Vehicle Technology[edit]

The U.S. Army Research Laboratory's Vehicle Technology Directorate (VTD) manages research and development of vehicle propulsion and structure. In addition, VTD conducts analytical and practical experiments in loads analysis, structural dynamics, aero-elasticity, structural acoustics, and vibration reduction. VTD makes ground combat vehicles lighter, more reliable, safer, and more fuel efficient. Air combat vehicles such as the helicopter are studied to decrease the vibrations caused by the rotors. Metallic materials are engineered to increase strength and decrease corrosion through the use of composites. The divisions of VTD are Loads & Dynamics, Structural Mechanics, Engine & Transmission Systems, Engine Components, and Unmanned Vehicles.[3]

Weapons and Materials Research[edit]

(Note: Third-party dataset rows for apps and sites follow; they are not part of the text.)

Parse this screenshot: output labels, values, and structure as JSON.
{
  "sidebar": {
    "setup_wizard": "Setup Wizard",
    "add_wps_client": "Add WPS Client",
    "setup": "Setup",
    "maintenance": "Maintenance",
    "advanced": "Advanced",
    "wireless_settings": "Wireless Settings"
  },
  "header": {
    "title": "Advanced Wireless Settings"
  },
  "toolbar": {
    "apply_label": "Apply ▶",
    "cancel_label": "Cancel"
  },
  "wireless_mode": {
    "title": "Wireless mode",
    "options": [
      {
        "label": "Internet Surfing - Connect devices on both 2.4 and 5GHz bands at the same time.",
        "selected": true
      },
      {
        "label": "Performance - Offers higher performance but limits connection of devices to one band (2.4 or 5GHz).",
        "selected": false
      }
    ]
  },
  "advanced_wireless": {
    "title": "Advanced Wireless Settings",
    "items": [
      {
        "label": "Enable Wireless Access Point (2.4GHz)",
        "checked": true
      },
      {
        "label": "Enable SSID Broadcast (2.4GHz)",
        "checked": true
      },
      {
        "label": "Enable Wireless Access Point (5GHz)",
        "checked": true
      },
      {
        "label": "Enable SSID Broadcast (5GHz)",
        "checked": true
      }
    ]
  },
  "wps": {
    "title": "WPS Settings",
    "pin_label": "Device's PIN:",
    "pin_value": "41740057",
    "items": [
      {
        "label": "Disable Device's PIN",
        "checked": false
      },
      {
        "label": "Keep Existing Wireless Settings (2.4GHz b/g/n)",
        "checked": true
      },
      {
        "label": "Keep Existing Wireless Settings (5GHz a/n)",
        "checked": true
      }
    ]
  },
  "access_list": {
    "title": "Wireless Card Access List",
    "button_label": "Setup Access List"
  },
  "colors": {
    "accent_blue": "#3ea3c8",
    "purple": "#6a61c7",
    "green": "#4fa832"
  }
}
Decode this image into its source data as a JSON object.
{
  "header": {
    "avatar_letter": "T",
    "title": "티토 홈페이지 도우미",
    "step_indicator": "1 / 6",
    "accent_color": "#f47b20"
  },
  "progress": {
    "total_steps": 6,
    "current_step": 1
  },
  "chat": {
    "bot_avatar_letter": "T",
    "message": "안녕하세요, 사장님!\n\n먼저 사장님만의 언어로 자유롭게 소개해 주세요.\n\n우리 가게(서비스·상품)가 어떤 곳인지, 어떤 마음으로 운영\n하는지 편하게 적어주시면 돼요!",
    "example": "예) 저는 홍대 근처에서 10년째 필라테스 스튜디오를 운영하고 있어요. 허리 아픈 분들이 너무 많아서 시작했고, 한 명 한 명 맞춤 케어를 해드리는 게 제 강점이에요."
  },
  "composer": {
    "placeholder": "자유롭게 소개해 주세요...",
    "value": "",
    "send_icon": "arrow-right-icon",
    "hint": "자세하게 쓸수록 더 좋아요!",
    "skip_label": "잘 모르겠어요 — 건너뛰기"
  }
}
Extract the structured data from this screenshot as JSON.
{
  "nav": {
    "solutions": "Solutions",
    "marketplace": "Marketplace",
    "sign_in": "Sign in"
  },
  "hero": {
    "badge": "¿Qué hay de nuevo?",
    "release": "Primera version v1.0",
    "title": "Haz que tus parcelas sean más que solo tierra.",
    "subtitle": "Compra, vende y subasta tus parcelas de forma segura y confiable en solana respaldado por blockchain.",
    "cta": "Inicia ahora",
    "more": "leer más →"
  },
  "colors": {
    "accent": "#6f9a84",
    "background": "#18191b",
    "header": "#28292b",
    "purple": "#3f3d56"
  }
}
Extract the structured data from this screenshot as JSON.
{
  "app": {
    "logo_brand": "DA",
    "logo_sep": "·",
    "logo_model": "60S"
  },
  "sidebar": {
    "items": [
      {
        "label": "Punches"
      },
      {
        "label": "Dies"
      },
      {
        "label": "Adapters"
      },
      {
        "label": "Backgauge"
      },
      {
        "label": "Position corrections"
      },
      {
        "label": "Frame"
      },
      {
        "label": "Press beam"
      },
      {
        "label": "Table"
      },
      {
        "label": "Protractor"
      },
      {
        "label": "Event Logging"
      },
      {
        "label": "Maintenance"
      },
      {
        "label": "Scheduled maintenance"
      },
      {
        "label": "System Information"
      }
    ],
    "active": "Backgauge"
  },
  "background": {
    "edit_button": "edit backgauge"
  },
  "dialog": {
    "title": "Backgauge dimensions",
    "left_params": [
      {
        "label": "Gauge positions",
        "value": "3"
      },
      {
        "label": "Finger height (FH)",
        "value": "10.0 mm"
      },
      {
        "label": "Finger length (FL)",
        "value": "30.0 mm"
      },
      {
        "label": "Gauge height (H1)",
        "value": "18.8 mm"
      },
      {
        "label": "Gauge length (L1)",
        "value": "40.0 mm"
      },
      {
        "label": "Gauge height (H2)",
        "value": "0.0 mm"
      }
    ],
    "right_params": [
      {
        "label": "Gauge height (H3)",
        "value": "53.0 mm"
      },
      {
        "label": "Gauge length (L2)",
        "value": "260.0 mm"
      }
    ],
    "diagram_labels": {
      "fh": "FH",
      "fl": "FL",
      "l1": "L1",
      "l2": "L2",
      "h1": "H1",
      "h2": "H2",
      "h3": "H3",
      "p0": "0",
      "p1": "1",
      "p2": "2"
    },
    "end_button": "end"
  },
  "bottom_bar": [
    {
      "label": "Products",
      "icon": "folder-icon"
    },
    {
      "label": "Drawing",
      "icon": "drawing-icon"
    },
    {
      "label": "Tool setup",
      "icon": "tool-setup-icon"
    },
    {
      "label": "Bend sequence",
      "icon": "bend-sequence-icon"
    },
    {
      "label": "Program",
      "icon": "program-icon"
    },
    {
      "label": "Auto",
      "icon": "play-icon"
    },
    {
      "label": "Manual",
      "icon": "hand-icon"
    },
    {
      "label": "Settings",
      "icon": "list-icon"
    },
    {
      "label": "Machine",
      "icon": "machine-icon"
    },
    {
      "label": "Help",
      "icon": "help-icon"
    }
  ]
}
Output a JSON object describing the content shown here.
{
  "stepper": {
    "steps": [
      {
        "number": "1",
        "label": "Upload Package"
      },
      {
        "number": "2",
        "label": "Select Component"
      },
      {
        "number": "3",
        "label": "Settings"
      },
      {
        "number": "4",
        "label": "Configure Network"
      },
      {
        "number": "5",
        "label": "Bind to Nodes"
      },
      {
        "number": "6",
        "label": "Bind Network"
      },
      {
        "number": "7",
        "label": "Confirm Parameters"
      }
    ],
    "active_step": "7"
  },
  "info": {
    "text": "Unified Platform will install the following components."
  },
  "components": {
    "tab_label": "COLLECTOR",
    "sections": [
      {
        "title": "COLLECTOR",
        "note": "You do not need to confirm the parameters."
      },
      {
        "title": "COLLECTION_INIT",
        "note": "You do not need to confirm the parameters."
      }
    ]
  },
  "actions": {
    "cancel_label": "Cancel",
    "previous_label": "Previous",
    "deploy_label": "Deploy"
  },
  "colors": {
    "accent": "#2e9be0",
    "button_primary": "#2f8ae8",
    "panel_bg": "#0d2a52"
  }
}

The U.S. Army Research Laboratory Weapons and Materials Research Directorate (WMRD) is the principal U.S. Army organization for research and development in weapons and materials technologies. The directorate is charged with making bullets pierce farther and ballistic vests stronger. Although these interests may seem opposed, the goal is to increase the survivability of the soldier. In the WMRD, traditional armaments are studied, as are advanced ballistic defense systems. This directorate is especially linked with VTD in order to produce safer vehicles, transports, and aircraft. One aspect of this directorate's analysis duty is to evaluate military technologies from an economical standpoint in order to reduce overall system costs.

Federated Laboratories[edit]

Beginning in 1996, the Army Research Laboratory entered into innovative cooperative agreements with industrial and academic partners to form "federated laboratories," or "FedLabs", to perform research in broad areas important to the U.S. Army where the ARL could extract significant leverage from work being performed in the commercial and academic arenas. The first three FedLabs were in Advanced Displays, Advanced Sensors, and Telecommunications. Each FedLab was a large consortium of companies, universities, and non-profit organizations, with both an overall industrial leader and an ARL leader. The cooperative agreements forming the FedLabs were somewhat unusual in that the ARL was not a mere funder of research, but an active consortium participant.[4][5] The first three FedLabs won a National Performance Award in 1999 from then-Vice President Al Gore.

References[edit]

  1. ^ a b c "History of the Army Research Laboratory" (PDF). Army Research Laboratory. United States Army. Retrieved 2008-10-23. 
  2. ^ "Army Research Office". U.S. Army Research Laboratory. 6 July 2012. Retrieved 1 August 2014. 
  3. ^ [1], VTD
  4. ^ Brown, Edward (1998). Reinventing Government Research and Development: A Status Report on Management Initiatives and Reinvention Efforts at the Army Research Laboratory. Report ARL-SR-57.
  5. ^ Vassiliou, Marius (2007), “The Virtual Research Laboratory,” Proc. 2007 IEEE Aerospace Conference.

External links[edit]